### [DIRECTIONS FOR THIS TASK]
Repeat each record that follows, keeping it identical.

[RECORDS SHOWN]

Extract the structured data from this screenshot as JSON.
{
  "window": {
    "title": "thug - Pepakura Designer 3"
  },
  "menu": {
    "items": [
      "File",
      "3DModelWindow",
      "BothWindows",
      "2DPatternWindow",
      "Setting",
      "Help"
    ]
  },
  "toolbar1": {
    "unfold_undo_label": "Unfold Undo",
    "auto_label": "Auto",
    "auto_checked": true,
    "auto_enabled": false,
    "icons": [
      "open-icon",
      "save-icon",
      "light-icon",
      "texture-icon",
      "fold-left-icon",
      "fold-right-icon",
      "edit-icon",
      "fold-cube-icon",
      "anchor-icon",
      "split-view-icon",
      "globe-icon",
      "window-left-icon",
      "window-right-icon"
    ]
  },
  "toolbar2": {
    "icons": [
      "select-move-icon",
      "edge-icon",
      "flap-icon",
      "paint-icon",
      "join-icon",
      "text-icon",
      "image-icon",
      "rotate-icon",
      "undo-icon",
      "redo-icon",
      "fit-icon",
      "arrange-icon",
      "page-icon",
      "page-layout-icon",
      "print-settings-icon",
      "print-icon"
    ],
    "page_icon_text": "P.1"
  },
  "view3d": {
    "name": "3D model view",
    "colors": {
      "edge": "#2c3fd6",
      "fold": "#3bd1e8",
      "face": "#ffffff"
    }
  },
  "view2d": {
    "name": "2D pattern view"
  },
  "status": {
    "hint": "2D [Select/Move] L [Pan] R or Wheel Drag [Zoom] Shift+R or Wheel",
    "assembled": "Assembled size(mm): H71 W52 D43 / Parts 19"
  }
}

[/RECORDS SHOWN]

### [RESPONSE TO THE TASK]
Extract the structured data from this screenshot as JSON.
{
  "window": {
    "title": "thug - Pepakura Designer 3"
  },
  "menu": {
    "items": [
      "File",
      "3DModelWindow",
      "BothWindows",
      "2DPatternWindow",
      "Setting",
      "Help"
    ]
  },
  "toolbar1": {
    "unfold_undo_label": "Unfold Undo",
    "auto_label": "Auto",
    "auto_checked": true,
    "auto_enabled": false,
    "icons": [
      "open-icon",
      "save-icon",
      "light-icon",
      "texture-icon",
      "fold-left-icon",
      "fold-right-icon",
      "edit-icon",
      "fold-cube-icon",
      "anchor-icon",
      "split-view-icon",
      "globe-icon",
      "window-left-icon",
      "window-right-icon"
    ]
  },
  "toolbar2": {
    "icons": [
      "select-move-icon",
      "edge-icon",
      "flap-icon",
      "paint-icon",
      "join-icon",
      "text-icon",
      "image-icon",
      "rotate-icon",
      "undo-icon",
      "redo-icon",
      "fit-icon",
      "arrange-icon",
      "page-icon",
      "page-layout-icon",
      "print-settings-icon",
      "print-icon"
    ],
    "page_icon_text": "P.1"
  },
  "view3d": {
    "name": "3D model view",
    "colors": {
      "edge": "#2c3fd6",
      "fold": "#3bd1e8",
      "face": "#ffffff"
    }
  },
  "view2d": {
    "name": "2D pattern view"
  },
  "status": {
    "hint": "2D [Select/Move] L [Pan] R or Wheel Drag [Zoom] Shift+R or Wheel",
    "assembled": "Assembled size(mm): H71 W52 D43 / Parts 19"
  }
}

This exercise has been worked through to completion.